→ **Your instructions**
For the records below, print every one exactly, with nothing dropped.
* * * * * * *
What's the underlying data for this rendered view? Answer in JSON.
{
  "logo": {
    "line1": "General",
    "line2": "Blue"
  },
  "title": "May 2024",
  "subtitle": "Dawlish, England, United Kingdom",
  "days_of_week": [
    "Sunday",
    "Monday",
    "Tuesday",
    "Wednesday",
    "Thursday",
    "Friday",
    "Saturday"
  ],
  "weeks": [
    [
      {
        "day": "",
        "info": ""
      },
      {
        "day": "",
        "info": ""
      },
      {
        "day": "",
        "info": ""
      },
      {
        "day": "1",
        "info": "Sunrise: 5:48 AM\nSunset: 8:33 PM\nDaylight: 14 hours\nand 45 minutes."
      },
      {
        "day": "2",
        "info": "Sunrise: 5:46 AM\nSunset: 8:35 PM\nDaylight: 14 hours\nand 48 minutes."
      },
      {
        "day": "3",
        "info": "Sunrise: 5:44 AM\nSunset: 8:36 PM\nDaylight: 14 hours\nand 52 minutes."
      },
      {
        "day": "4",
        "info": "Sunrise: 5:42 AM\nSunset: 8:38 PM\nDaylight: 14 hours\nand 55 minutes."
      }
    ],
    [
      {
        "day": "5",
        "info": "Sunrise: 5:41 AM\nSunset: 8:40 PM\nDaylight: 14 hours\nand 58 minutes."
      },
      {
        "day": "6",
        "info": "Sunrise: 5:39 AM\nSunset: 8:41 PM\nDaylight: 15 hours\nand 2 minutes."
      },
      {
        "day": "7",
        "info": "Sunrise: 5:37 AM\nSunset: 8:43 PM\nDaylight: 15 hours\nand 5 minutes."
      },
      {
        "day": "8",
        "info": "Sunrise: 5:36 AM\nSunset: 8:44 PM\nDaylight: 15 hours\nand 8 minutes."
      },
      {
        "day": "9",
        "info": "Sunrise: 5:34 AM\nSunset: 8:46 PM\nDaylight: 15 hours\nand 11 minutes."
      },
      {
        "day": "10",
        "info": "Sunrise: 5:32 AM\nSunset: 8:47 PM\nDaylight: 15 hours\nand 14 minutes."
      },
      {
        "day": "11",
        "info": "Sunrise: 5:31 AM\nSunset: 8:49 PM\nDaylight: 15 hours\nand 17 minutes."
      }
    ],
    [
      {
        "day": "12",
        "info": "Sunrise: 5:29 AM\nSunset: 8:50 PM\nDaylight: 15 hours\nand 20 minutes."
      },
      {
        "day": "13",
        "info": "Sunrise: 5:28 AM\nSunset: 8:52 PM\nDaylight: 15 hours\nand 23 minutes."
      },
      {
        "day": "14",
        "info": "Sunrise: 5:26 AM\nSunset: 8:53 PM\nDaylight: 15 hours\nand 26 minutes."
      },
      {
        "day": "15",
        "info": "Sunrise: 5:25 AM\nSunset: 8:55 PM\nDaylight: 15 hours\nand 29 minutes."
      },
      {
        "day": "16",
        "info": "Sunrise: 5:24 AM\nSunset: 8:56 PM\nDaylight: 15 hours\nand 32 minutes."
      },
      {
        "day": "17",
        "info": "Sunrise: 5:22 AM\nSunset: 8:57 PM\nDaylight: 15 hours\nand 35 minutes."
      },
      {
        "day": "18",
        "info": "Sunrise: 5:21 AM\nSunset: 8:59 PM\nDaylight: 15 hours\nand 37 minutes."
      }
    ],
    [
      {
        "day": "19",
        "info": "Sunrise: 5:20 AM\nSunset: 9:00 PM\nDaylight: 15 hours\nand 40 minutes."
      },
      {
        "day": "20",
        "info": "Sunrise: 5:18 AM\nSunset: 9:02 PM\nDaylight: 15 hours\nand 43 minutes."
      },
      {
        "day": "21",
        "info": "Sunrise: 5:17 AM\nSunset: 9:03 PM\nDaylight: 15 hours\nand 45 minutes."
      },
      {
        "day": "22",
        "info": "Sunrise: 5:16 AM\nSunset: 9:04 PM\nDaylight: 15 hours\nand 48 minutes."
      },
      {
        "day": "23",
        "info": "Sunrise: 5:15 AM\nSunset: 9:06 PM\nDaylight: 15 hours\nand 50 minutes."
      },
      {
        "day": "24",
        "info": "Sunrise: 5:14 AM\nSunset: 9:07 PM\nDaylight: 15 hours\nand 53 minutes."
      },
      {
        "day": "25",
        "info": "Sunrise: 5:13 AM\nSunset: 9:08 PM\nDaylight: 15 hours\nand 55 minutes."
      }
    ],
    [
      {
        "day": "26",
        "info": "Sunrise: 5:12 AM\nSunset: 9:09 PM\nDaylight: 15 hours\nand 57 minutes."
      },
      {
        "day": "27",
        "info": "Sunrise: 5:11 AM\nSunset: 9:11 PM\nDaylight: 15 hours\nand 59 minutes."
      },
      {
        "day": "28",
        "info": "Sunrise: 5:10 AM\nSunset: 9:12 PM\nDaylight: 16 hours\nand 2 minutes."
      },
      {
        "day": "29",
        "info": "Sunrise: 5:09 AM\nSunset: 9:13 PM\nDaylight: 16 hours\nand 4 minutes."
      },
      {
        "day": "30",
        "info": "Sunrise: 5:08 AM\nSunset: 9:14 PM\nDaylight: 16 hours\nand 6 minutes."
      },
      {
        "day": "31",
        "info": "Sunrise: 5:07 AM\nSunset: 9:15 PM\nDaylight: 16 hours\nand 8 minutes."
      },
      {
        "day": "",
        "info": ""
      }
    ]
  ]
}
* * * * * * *
→ **Expected output**
What's the underlying data for this rendered view? Answer in JSON.
{
  "logo": {
    "line1": "General",
    "line2": "Blue"
  },
  "title": "May 2024",
  "subtitle": "Dawlish, England, United Kingdom",
  "days_of_week": [
    "Sunday",
    "Monday",
    "Tuesday",
    "Wednesday",
    "Thursday",
    "Friday",
    "Saturday"
  ],
  "weeks": [
    [
      {
        "day": "",
        "info": ""
      },
      {
        "day": "",
        "info": ""
      },
      {
        "day": "",
        "info": ""
      },
      {
        "day": "1",
        "info": "Sunrise: 5:48 AM\nSunset: 8:33 PM\nDaylight: 14 hours\nand 45 minutes."
      },
      {
        "day": "2",
        "info": "Sunrise: 5:46 AM\nSunset: 8:35 PM\nDaylight: 14 hours\nand 48 minutes."
      },
      {
        "day": "3",
        "info": "Sunrise: 5:44 AM\nSunset: 8:36 PM\nDaylight: 14 hours\nand 52 minutes."
      },
      {
        "day": "4",
        "info": "Sunrise: 5:42 AM\nSunset: 8:38 PM\nDaylight: 14 hours\nand 55 minutes."
      }
    ],
    [
      {
        "day": "5",
        "info": "Sunrise: 5:41 AM\nSunset: 8:40 PM\nDaylight: 14 hours\nand 58 minutes."
      },
      {
        "day": "6",
        "info": "Sunrise: 5:39 AM\nSunset: 8:41 PM\nDaylight: 15 hours\nand 2 minutes."
      },
      {
        "day": "7",
        "info": "Sunrise: 5:37 AM\nSunset: 8:43 PM\nDaylight: 15 hours\nand 5 minutes."
      },
      {
        "day": "8",
        "info": "Sunrise: 5:36 AM\nSunset: 8:44 PM\nDaylight: 15 hours\nand 8 minutes."
      },
      {
        "day": "9",
        "info": "Sunrise: 5:34 AM\nSunset: 8:46 PM\nDaylight: 15 hours\nand 11 minutes."
      },
      {
        "day": "10",
        "info": "Sunrise: 5:32 AM\nSunset: 8:47 PM\nDaylight: 15 hours\nand 14 minutes."
      },
      {
        "day": "11",
        "info": "Sunrise: 5:31 AM\nSunset: 8:49 PM\nDaylight: 15 hours\nand 17 minutes."
      }
    ],
    [
      {
        "day": "12",
        "info": "Sunrise: 5:29 AM\nSunset: 8:50 PM\nDaylight: 15 hours\nand 20 minutes."
      },
      {
        "day": "13",
        "info": "Sunrise: 5:28 AM\nSunset: 8:52 PM\nDaylight: 15 hours\nand 23 minutes."
      },
      {
        "day": "14",
        "info": "Sunrise: 5:26 AM\nSunset: 8:53 PM\nDaylight: 15 hours\nand 26 minutes."
      },
      {
        "day": "15",
        "info": "Sunrise: 5:25 AM\nSunset: 8:55 PM\nDaylight: 15 hours\nand 29 minutes."
      },
      {
        "day": "16",
        "info": "Sunrise: 5:24 AM\nSunset: 8:56 PM\nDaylight: 15 hours\nand 32 minutes."
      },
      {
        "day": "17",
        "info": "Sunrise: 5:22 AM\nSunset: 8:57 PM\nDaylight: 15 hours\nand 35 minutes."
      },
      {
        "day": "18",
        "info": "Sunrise: 5:21 AM\nSunset: 8:59 PM\nDaylight: 15 hours\nand 37 minutes."
      }
    ],
    [
      {
        "day": "19",
        "info": "Sunrise: 5:20 AM\nSunset: 9:00 PM\nDaylight: 15 hours\nand 40 minutes."
      },
      {
        "day": "20",
        "info": "Sunrise: 5:18 AM\nSunset: 9:02 PM\nDaylight: 15 hours\nand 43 minutes."
      },
      {
        "day": "21",
        "info": "Sunrise: 5:17 AM\nSunset: 9:03 PM\nDaylight: 15 hours\nand 45 minutes."
      },
      {
        "day": "22",
        "info": "Sunrise: 5:16 AM\nSunset: 9:04 PM\nDaylight: 15 hours\nand 48 minutes."
      },
      {
        "day": "23",
        "info": "Sunrise: 5:15 AM\nSunset: 9:06 PM\nDaylight: 15 hours\nand 50 minutes."
      },
      {
        "day": "24",
        "info": "Sunrise: 5:14 AM\nSunset: 9:07 PM\nDaylight: 15 hours\nand 53 minutes."
      },
      {
        "day": "25",
        "info": "Sunrise: 5:13 AM\nSunset: 9:08 PM\nDaylight: 15 hours\nand 55 minutes."
      }
    ],
    [
      {
        "day": "26",
        "info": "Sunrise: 5:12 AM\nSunset: 9:09 PM\nDaylight: 15 hours\nand 57 minutes."
      },
      {
        "day": "27",
        "info": "Sunrise: 5:11 AM\nSunset: 9:11 PM\nDaylight: 15 hours\nand 59 minutes."
      },
      {
        "day": "28",
        "info": "Sunrise: 5:10 AM\nSunset: 9:12 PM\nDaylight: 16 hours\nand 2 minutes."
      },
      {
        "day": "29",
        "info": "Sunrise: 5:09 AM\nSunset: 9:13 PM\nDaylight: 16 hours\nand 4 minutes."
      },
      {
        "day": "30",
        "info": "Sunrise: 5:08 AM\nSunset: 9:14 PM\nDaylight: 16 hours\nand 6 minutes."
      },
      {
        "day": "31",
        "info": "Sunrise: 5:07 AM\nSunset: 9:15 PM\nDaylight: 16 hours\nand 8 minutes."
      },
      {
        "day": "",
        "info": ""
      }
    ]
  ]
}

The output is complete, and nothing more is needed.